(Data entries)
+++
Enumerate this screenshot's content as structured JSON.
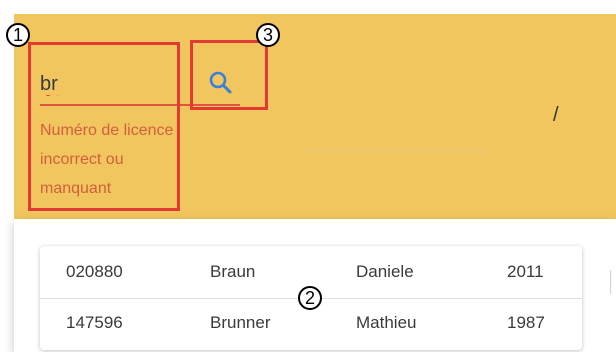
{
  "search": {
    "value": "br",
    "icon": "search-icon",
    "error_text": "Numéro de licence incorrect ou manquant"
  },
  "header": {
    "separator": "/",
    "background_color": "#f2c65e"
  },
  "annotations": {
    "marker_1": "1",
    "marker_2": "2",
    "marker_3": "3",
    "color": "#e33b34"
  },
  "results": {
    "rows": [
      {
        "license": "020880",
        "last_name": "Braun",
        "first_name": "Daniele",
        "year": "2011"
      },
      {
        "license": "147596",
        "last_name": "Brunner",
        "first_name": "Mathieu",
        "year": "1987"
      }
    ]
  }
}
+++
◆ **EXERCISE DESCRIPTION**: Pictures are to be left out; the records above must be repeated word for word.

◆ **EXERCISE RESPONSE**:
Enumerate this screenshot's content as structured JSON.
{
  "search": {
    "value": "br",
    "icon": "search-icon",
    "error_text": "Numéro de licence incorrect ou manquant"
  },
  "header": {
    "separator": "/",
    "background_color": "#f2c65e"
  },
  "annotations": {
    "marker_1": "1",
    "marker_2": "2",
    "marker_3": "3",
    "color": "#e33b34"
  },
  "results": {
    "rows": [
      {
        "license": "020880",
        "last_name": "Braun",
        "first_name": "Daniele",
        "year": "2011"
      },
      {
        "license": "147596",
        "last_name": "Brunner",
        "first_name": "Mathieu",
        "year": "1987"
      }
    ]
  }
}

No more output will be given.